Tiger Woods had a solid round going until bogeys on his last three holes resulted in a three-over 73.

Tiger stumbles at finish

Through 15 holes Woods was rolling, boasting an even round with two birdies and two bogeys. Unfortunately for the 15-time major winner, his prospects for a solid BMW finish that could help him advance to the Tour Championship took a hit after a bogey-bogey-bogey finish left Woods with a three-over 73.

“Not the way I wanted to finish,” Woods said afterwards, “but the golf course is playing difficult for sure.”

The short game again plagued Woods, ranking 51st in sg/around-the-green and 50th in sg/putting. But the driving wasn’t much better, missing 8 of 14 fairways on the afternoon.

Beginning the week at No. 57 in the FedEx Cup standings, Woods likely needs a T-4 finish or better to advance to the season-finale at East Lake next week. Again, he’s only six strokes back of the lead, but he’s also T-35. In short, he’ll need something special over the next three days to punch his Tour Championship ticket.

Finau, Woods speak on player protests

For the second straight day NBA players sat out playoff games in the wake of the police shooting of Jacob Blake on Sunday. Blake, a Black man, was shot seven times in Kenosha, Wis., as he attempted to enter a vehicle with his children in the car. Athletes from the MLB, NHL, MLS and professional tennis joined the NBA by sitting out their respective contests.

Following his rounds at Olympia Fields, Tony Finau said boycotting Thursday’s round was not on the table, but expressed his support for those striking.

“I understood the magnitude of what the NBA was doing and what they were boycotting for, and I know the PGA Tour is in full support of that, and again, it’s a conversation that’s uncomfortable, sensitive for our country, but if we’re not willing to have those, I don’t think we can move forward as a country,” Finau said. “I’m open to having a conversation with anybody on the issue, and again, I think we’re in full support of what the NBA has done.”

Woods also said he never thought about sitting. “No, I talked to the commissioner, and they were on board.
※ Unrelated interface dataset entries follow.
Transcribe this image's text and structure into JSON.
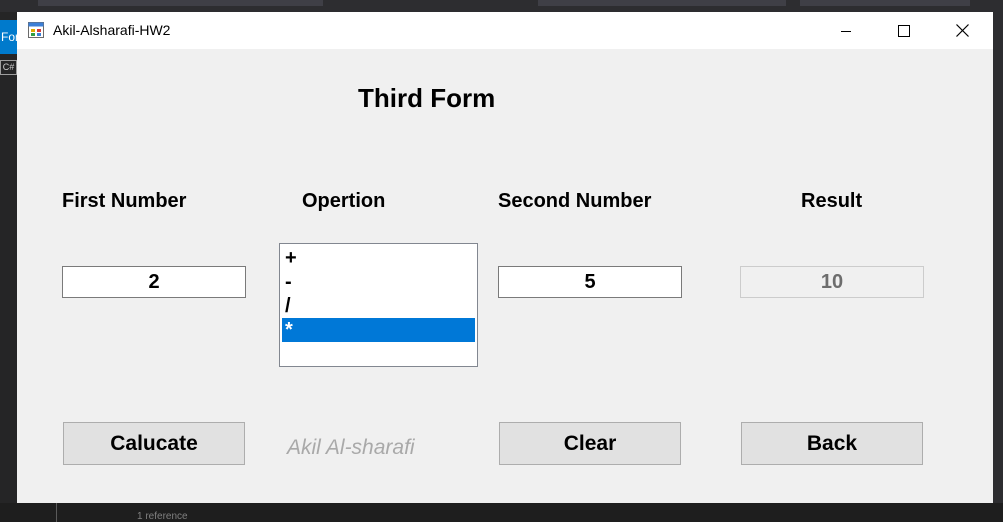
{
  "window": {
    "title": "Akil-Alsharafi-HW2",
    "controls": [
      "minimize-icon",
      "maximize-icon",
      "close-icon"
    ]
  },
  "ide": {
    "left_tab_text": "For",
    "language_badge": "C#",
    "reference_hint": "1 reference"
  },
  "form": {
    "title": "Third Form",
    "labels": {
      "first_number": "First Number",
      "operation": "Opertion",
      "second_number": "Second Number",
      "result": "Result"
    },
    "first_number_value": "2",
    "second_number_value": "5",
    "result_value": "10",
    "operations": [
      {
        "label": "+",
        "selected": false
      },
      {
        "label": "-",
        "selected": false
      },
      {
        "label": "/",
        "selected": false
      },
      {
        "label": "*",
        "selected": true
      }
    ],
    "buttons": {
      "calculate": "Calucate",
      "clear": "Clear",
      "back": "Back"
    },
    "signature": "Akil Al-sharafi"
  },
  "colors": {
    "selection": "#0078d7",
    "form_background": "#f0f0f0",
    "ide_accent": "#007acc"
  }
}
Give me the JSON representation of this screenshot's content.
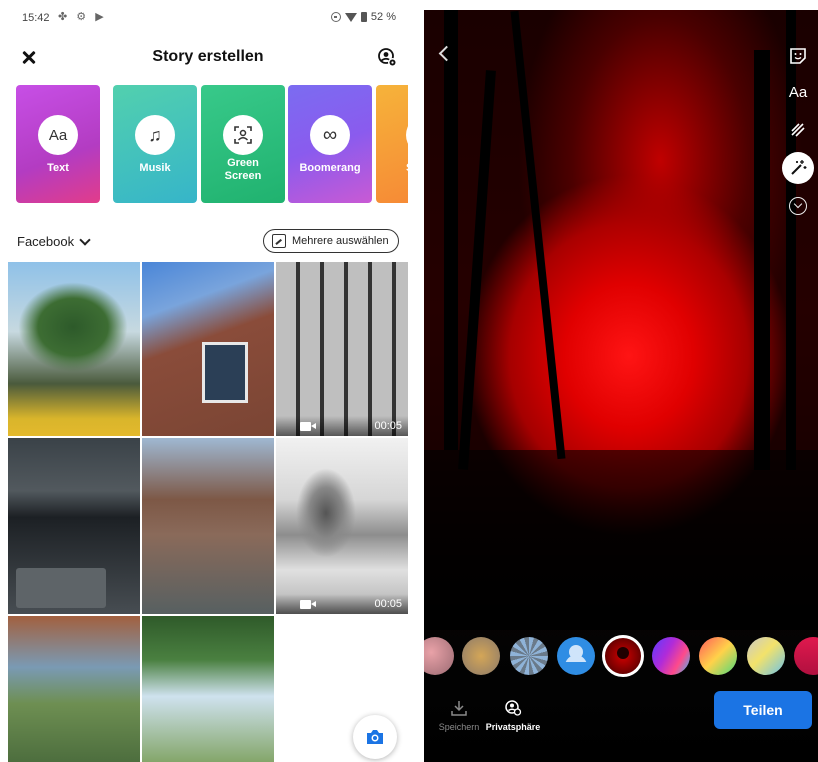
{
  "left_screen": {
    "status_bar": {
      "time": "15:42",
      "battery": "52 %"
    },
    "header": {
      "title": "Story erstellen"
    },
    "creation_cards": [
      {
        "label": "Text",
        "icon": "text-aa-icon",
        "icon_text": "Aa"
      },
      {
        "label": "Musik",
        "icon": "music-note-icon",
        "icon_text": "♫"
      },
      {
        "label": "Green\nScreen",
        "icon": "green-screen-icon",
        "icon_text": ""
      },
      {
        "label": "Boomerang",
        "icon": "infinity-icon",
        "icon_text": "∞"
      },
      {
        "label": "Se",
        "icon": "selfie-icon",
        "icon_text": ""
      }
    ],
    "source_selector": {
      "label": "Facebook"
    },
    "multi_select_button": {
      "label": "Mehrere auswählen"
    },
    "gallery": [
      {
        "name": "photo-palm-tree",
        "is_video": false
      },
      {
        "name": "photo-brick-house",
        "is_video": false
      },
      {
        "name": "video-keyboard-closeup",
        "is_video": true,
        "duration": "00:05"
      },
      {
        "name": "photo-laptop-keyboard",
        "is_video": false
      },
      {
        "name": "photo-street-collage",
        "is_video": false
      },
      {
        "name": "video-river-sketch",
        "is_video": true,
        "duration": "00:05"
      },
      {
        "name": "photo-landscape-collage",
        "is_video": false
      },
      {
        "name": "photo-trees",
        "is_video": false
      }
    ]
  },
  "right_screen": {
    "tools": {
      "text_tool": "Aa"
    },
    "bottom_actions": {
      "save_label": "Speichern",
      "privacy_label": "Privatsphäre"
    },
    "share_button": {
      "label": "Teilen"
    }
  },
  "colors": {
    "facebook_blue": "#1b74e4",
    "filter_selected_ring": "#ffffff"
  }
}
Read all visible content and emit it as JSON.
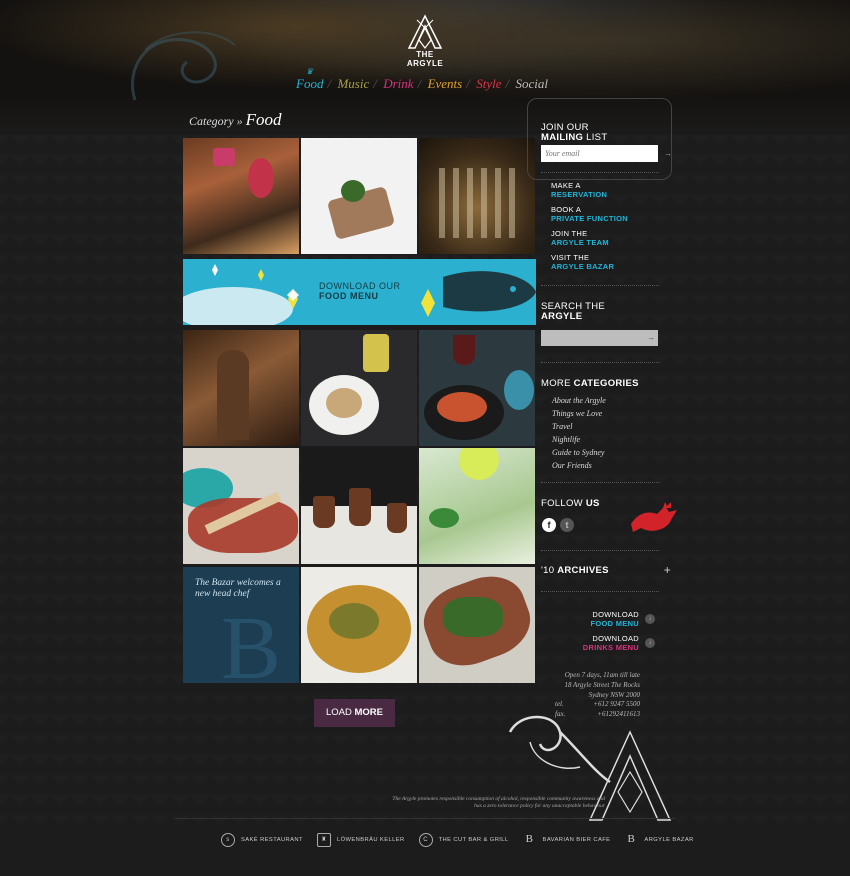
{
  "brand": {
    "name": "THE ARGYLE"
  },
  "nav": [
    {
      "label": "Food",
      "color": "#20b5d8"
    },
    {
      "label": "Music",
      "color": "#a8a14a"
    },
    {
      "label": "Drink",
      "color": "#d6337e"
    },
    {
      "label": "Events",
      "color": "#e0a02c"
    },
    {
      "label": "Style",
      "color": "#e0324a"
    },
    {
      "label": "Social",
      "color": "#bbbbbb"
    }
  ],
  "breadcrumb": {
    "prefix": "Category »",
    "current": "Food"
  },
  "banner": {
    "line1": "DOWNLOAD OUR",
    "line2": "FOOD MENU"
  },
  "bazar_tile": {
    "text": "The Bazar welcomes a new head chef"
  },
  "load_more": {
    "light": "LOAD",
    "bold": "MORE"
  },
  "mailing": {
    "line1": "JOIN OUR",
    "line2_bold": "MAILING",
    "line2_rest": " LIST",
    "placeholder": "Your email"
  },
  "sidebar_links": [
    {
      "top": "MAKE A",
      "bottom": "RESERVATION"
    },
    {
      "top": "BOOK A",
      "bottom": "PRIVATE FUNCTION"
    },
    {
      "top": "JOIN THE",
      "bottom": "ARGYLE TEAM"
    },
    {
      "top": "VISIT THE",
      "bottom": "ARGYLE BAZAR"
    }
  ],
  "search": {
    "line1": "SEARCH THE",
    "line2": "ARGYLE"
  },
  "more_categories": {
    "light": "MORE",
    "bold": "CATEGORIES",
    "items": [
      "About the Argyle",
      "Things we Love",
      "Travel",
      "Nightlife",
      "Guide to Sydney",
      "Our Friends"
    ]
  },
  "follow": {
    "light": "FOLLOW",
    "bold": "US",
    "facebook": "f",
    "twitter": "t"
  },
  "archives": {
    "light": "'10",
    "bold": "ARCHIVES",
    "toggle": "+"
  },
  "downloads": [
    {
      "top": "DOWNLOAD",
      "bottom": "FOOD MENU",
      "color": "#20b5d8"
    },
    {
      "top": "DOWNLOAD",
      "bottom": "DRINKS MENU",
      "color": "#d6337e"
    }
  ],
  "address": {
    "hours": "Open 7 days, 11am till late",
    "street": "18 Argyle Street The Rocks",
    "city": "Sydney NSW 2000",
    "tel_label": "tel.",
    "tel": "+612 9247 5500",
    "fax_label": "fax.",
    "fax": "+61292411613"
  },
  "disclaimer": "The Argyle promotes responsible consumption of alcohol, responsible community awareness and has a zero tolerance policy for any unacceptable behaviour",
  "footer": [
    {
      "label": "SAKÉ RESTAURANT",
      "icon": "saké"
    },
    {
      "label": "LÖWENBRÄU KELLER",
      "icon": "lion"
    },
    {
      "label": "THE CUT BAR & GRILL",
      "icon": "C"
    },
    {
      "label": "BAVARIAN BIER CAFE",
      "icon": "B"
    },
    {
      "label": "ARGYLE BAZAR",
      "icon": "B"
    }
  ]
}
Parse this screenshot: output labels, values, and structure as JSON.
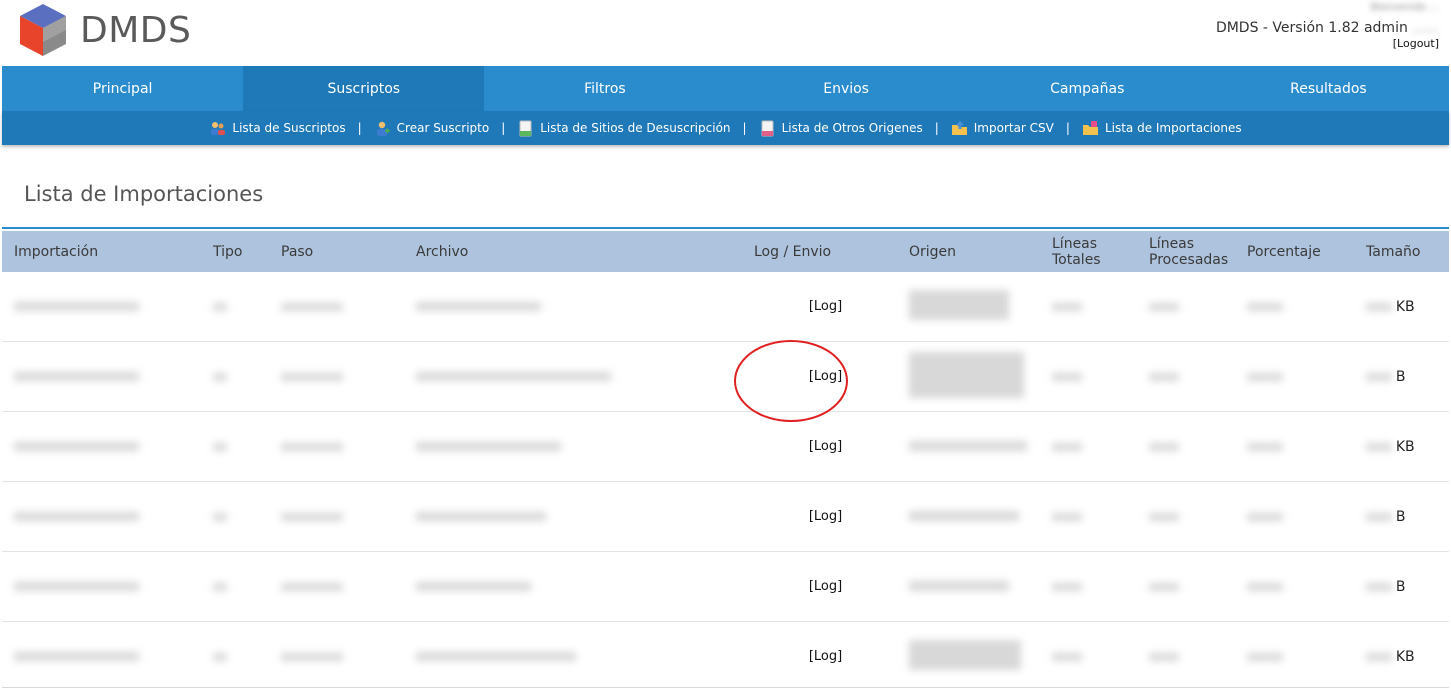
{
  "header": {
    "logo_text": "DMDS",
    "user_top": "Bienvenido ...",
    "version_label": "DMDS - Versión 1.82 admin",
    "version_user": "......",
    "logout_label": "[Logout]"
  },
  "main_nav": {
    "tabs": [
      {
        "label": "Principal"
      },
      {
        "label": "Suscriptos"
      },
      {
        "label": "Filtros"
      },
      {
        "label": "Envios"
      },
      {
        "label": "Campañas"
      },
      {
        "label": "Resultados"
      }
    ],
    "active_tab": "Suscriptos"
  },
  "sub_nav": {
    "items": [
      {
        "label": "Lista de Suscriptos",
        "icon": "users-icon"
      },
      {
        "label": "Crear Suscripto",
        "icon": "add-user-icon"
      },
      {
        "label": "Lista de Sitios de Desuscripción",
        "icon": "document-icon"
      },
      {
        "label": "Lista de Otros Origenes",
        "icon": "document-pink-icon"
      },
      {
        "label": "Importar CSV",
        "icon": "folder-import-icon"
      },
      {
        "label": "Lista de Importaciones",
        "icon": "folder-list-icon"
      }
    ],
    "separator": "|"
  },
  "page": {
    "title": "Lista de Importaciones"
  },
  "table": {
    "headers": {
      "importacion": "Importación",
      "tipo": "Tipo",
      "paso": "Paso",
      "archivo": "Archivo",
      "log": "Log / Envio",
      "origen": "Origen",
      "lineas_totales_1": "Líneas",
      "lineas_totales_2": "Totales",
      "lineas_procesadas_1": "Líneas",
      "lineas_procesadas_2": "Procesadas",
      "porcentaje": "Porcentaje",
      "tamano": "Tamaño"
    },
    "rows": [
      {
        "log": "[Log]",
        "unit": "KB"
      },
      {
        "log": "[Log]",
        "unit": "B"
      },
      {
        "log": "[Log]",
        "unit": "KB"
      },
      {
        "log": "[Log]",
        "unit": "B"
      },
      {
        "log": "[Log]",
        "unit": "B"
      },
      {
        "log": "[Log]",
        "unit": "KB"
      }
    ]
  },
  "colors": {
    "nav_blue": "#2b8ccd",
    "nav_active": "#1f78b7",
    "header_row": "#aec4de",
    "annotation": "#e02020"
  }
}
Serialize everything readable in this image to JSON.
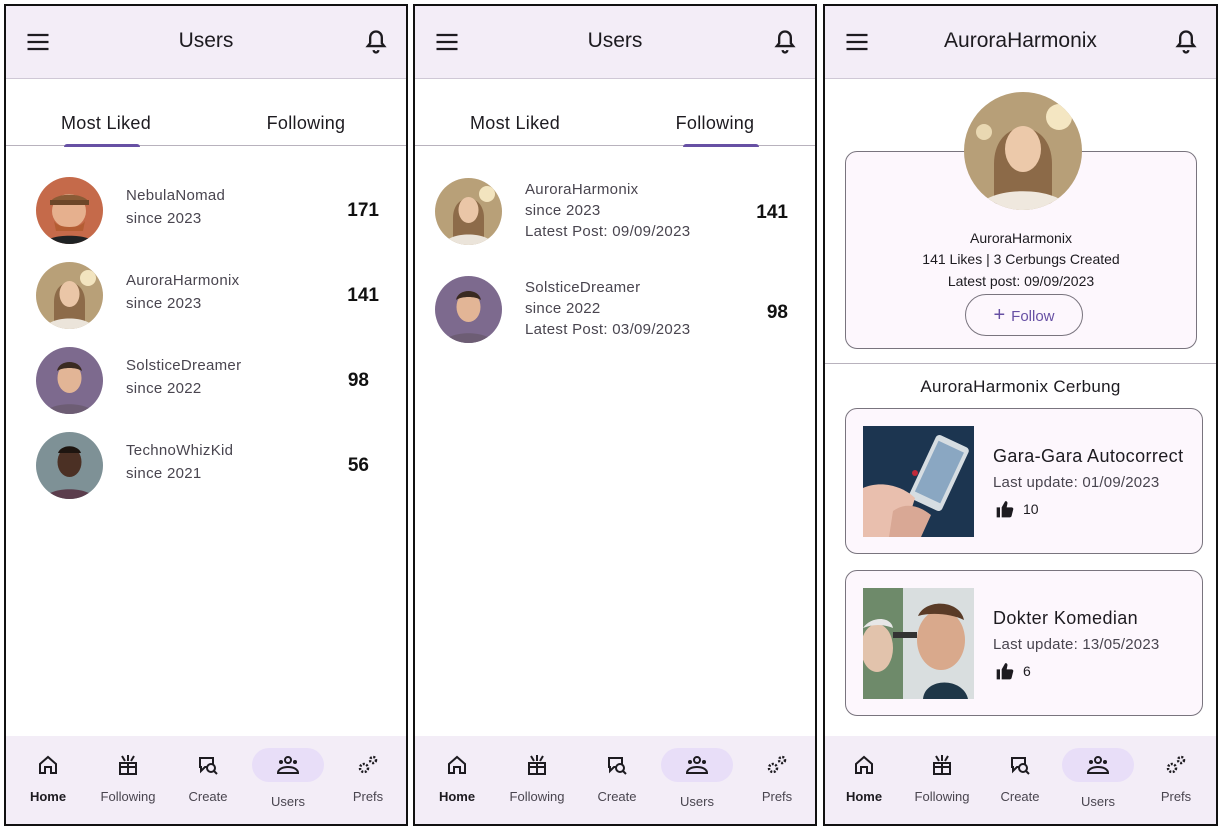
{
  "colors": {
    "appbar_bg": "#f3edf7",
    "accent": "#6750a4",
    "active_pill": "#e8def8",
    "card_bg": "#fdf7fd"
  },
  "nav": {
    "items": [
      {
        "label": "Home",
        "icon": "home-icon"
      },
      {
        "label": "Following",
        "icon": "following-icon"
      },
      {
        "label": "Create",
        "icon": "create-icon"
      },
      {
        "label": "Users",
        "icon": "users-icon"
      },
      {
        "label": "Prefs",
        "icon": "prefs-icon"
      }
    ]
  },
  "screen1": {
    "title": "Users",
    "tabs": [
      {
        "label": "Most Liked"
      },
      {
        "label": "Following"
      }
    ],
    "active_tab": "Most Liked",
    "users": [
      {
        "name": "NebulaNomad",
        "since": "since 2023",
        "score": "171"
      },
      {
        "name": "AuroraHarmonix",
        "since": "since 2023",
        "score": "141"
      },
      {
        "name": "SolsticeDreamer",
        "since": "since 2022",
        "score": "98"
      },
      {
        "name": "TechnoWhizKid",
        "since": "since 2021",
        "score": "56"
      }
    ]
  },
  "screen2": {
    "title": "Users",
    "tabs": [
      {
        "label": "Most Liked"
      },
      {
        "label": "Following"
      }
    ],
    "active_tab": "Following",
    "users": [
      {
        "name": "AuroraHarmonix",
        "since": "since 2023",
        "latest": "Latest Post: 09/09/2023",
        "score": "141"
      },
      {
        "name": "SolsticeDreamer",
        "since": "since 2022",
        "latest": "Latest Post: 03/09/2023",
        "score": "98"
      }
    ]
  },
  "screen3": {
    "title": "AuroraHarmonix",
    "profile": {
      "name": "AuroraHarmonix",
      "stats": "141 Likes | 3 Cerbungs Created",
      "latest": "Latest post: 09/09/2023",
      "follow_label": "Follow"
    },
    "section_title": "AuroraHarmonix Cerbung",
    "stories": [
      {
        "title": "Gara-Gara Autocorrect",
        "update": "Last update: 01/09/2023",
        "likes": "10"
      },
      {
        "title": "Dokter Komedian",
        "update": "Last update: 13/05/2023",
        "likes": "6"
      }
    ]
  }
}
Obviously he released his statement, and all the guys were on board,” Woods said. “So no, obviously there was talk about it because of obviously what happened, but we’re all on board, on the same page.”

On Thursday morning, the PGA Tour released a statement expressing their support for the social movements across the country.

“Sports have always had the power to inspire and unify,” a tour statement read, “and we remain hopeful that together, we will achieve change.”